» **AIM OF THE TASK**: Check each line of the entries below for the word "Payroll", and copy out the ones that have it.

» **EXERCISE INPUT**:

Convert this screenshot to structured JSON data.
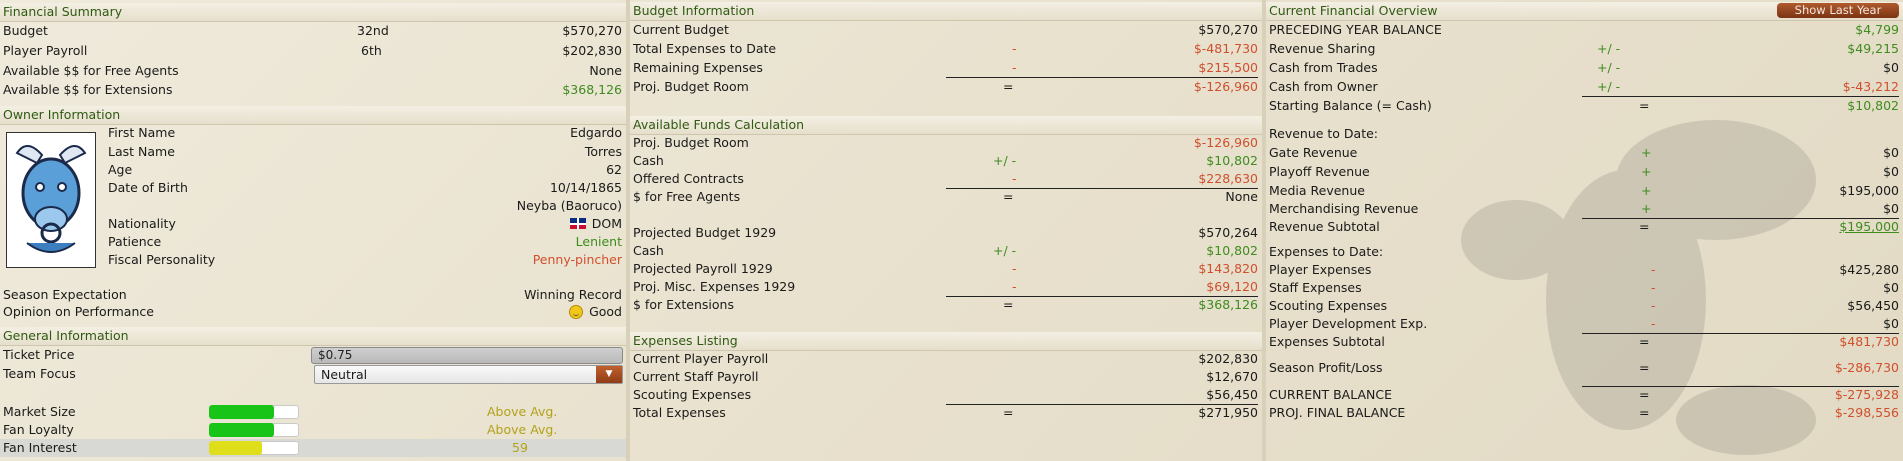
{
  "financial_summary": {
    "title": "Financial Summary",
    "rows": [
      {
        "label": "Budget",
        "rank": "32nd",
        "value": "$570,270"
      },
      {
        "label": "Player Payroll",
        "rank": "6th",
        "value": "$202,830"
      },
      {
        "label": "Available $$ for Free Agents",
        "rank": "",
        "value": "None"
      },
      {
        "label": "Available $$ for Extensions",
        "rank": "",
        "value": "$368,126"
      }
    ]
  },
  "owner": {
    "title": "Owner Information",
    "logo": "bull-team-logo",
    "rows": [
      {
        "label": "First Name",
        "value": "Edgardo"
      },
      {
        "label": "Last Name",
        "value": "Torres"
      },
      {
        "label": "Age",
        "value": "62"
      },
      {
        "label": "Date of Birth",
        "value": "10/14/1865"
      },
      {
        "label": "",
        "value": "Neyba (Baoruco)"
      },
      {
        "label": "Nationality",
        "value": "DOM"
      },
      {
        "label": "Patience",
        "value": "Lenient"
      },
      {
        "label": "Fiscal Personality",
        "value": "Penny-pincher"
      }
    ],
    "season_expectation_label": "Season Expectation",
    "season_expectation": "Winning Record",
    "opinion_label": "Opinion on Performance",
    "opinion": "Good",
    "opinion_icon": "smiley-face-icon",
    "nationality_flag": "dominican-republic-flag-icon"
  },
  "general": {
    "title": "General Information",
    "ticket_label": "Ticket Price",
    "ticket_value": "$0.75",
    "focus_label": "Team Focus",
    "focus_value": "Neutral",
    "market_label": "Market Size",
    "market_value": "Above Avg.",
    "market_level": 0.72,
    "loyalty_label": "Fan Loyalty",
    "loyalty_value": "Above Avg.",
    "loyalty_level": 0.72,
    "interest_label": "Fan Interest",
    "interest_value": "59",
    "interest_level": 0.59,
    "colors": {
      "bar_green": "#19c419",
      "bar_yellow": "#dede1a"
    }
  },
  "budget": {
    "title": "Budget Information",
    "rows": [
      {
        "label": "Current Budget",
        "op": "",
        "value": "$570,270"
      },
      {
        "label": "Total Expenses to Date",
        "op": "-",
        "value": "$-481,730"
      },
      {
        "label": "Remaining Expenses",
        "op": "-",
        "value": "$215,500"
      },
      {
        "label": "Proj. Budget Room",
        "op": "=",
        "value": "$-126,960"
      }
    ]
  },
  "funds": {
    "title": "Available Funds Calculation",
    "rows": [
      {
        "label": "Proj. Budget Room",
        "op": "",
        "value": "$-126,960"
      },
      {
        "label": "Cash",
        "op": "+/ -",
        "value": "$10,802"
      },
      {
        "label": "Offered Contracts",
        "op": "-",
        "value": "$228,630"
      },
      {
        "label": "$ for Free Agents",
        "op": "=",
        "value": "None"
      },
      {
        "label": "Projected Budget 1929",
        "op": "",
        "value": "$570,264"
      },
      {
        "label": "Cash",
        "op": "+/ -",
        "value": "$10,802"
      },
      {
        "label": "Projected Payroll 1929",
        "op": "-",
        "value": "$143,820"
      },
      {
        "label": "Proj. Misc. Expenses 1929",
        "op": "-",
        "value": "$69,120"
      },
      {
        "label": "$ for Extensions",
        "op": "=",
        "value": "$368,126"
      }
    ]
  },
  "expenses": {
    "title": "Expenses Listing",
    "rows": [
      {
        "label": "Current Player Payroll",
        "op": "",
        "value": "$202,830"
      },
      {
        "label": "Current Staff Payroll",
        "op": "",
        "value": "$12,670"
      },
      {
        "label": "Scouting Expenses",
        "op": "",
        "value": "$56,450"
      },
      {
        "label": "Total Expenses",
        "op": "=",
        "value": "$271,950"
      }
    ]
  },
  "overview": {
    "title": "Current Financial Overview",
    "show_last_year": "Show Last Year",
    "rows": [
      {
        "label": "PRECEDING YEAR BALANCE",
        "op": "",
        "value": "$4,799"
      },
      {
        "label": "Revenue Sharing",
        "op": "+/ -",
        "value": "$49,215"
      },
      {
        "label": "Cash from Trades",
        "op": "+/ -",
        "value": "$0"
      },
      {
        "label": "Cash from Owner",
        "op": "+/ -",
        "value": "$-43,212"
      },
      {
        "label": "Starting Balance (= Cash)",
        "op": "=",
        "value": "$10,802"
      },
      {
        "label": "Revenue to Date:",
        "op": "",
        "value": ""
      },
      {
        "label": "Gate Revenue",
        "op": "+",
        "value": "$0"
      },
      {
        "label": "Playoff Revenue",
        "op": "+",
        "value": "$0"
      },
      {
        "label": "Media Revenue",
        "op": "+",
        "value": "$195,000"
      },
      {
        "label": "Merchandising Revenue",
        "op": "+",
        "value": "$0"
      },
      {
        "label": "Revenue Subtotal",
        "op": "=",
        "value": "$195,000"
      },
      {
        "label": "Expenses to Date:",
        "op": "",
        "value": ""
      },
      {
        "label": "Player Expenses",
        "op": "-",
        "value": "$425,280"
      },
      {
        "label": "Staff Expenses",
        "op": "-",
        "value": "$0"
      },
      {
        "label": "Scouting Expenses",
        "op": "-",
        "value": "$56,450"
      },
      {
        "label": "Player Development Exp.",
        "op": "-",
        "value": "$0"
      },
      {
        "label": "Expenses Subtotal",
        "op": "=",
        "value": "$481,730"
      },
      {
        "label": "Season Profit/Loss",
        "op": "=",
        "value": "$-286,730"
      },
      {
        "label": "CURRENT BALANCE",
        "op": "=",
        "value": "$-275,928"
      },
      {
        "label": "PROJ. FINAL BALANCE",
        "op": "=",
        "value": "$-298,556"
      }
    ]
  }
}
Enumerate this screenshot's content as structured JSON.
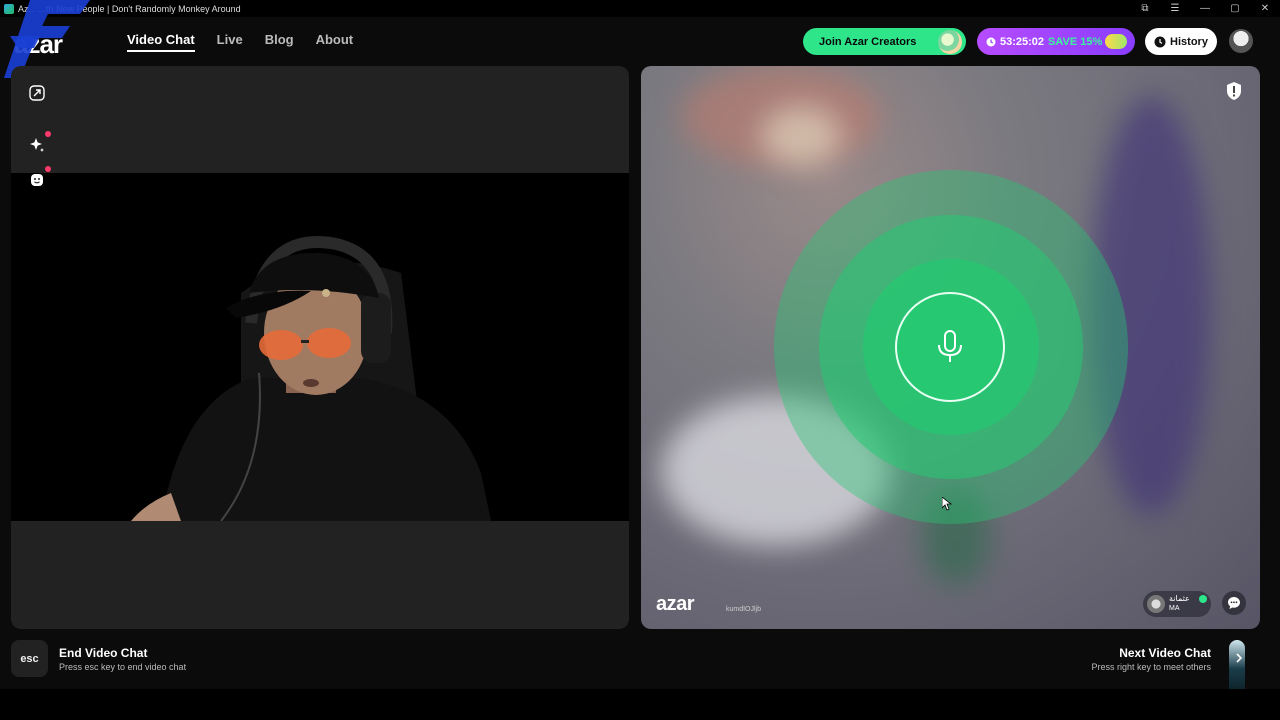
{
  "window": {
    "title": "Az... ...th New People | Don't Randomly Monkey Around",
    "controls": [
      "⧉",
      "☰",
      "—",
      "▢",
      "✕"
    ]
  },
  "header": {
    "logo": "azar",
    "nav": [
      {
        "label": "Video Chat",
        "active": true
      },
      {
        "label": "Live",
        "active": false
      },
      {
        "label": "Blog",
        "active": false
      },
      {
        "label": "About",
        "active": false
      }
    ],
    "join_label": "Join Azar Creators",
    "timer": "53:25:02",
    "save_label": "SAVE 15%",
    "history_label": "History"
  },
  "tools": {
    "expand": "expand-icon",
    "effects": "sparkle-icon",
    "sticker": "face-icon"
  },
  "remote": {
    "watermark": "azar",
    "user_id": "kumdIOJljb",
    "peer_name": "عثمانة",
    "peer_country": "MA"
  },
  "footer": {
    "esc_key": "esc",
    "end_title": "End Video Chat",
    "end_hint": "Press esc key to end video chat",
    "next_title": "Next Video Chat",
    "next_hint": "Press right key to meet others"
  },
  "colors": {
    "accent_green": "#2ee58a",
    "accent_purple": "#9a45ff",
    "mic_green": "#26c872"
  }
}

» **EXERCISE RESULT**:
        "label": "Player Payroll",
        "label": "Projected Payroll 1929",
        "label": "Current Player Payroll",
        "label": "Current Staff Payroll",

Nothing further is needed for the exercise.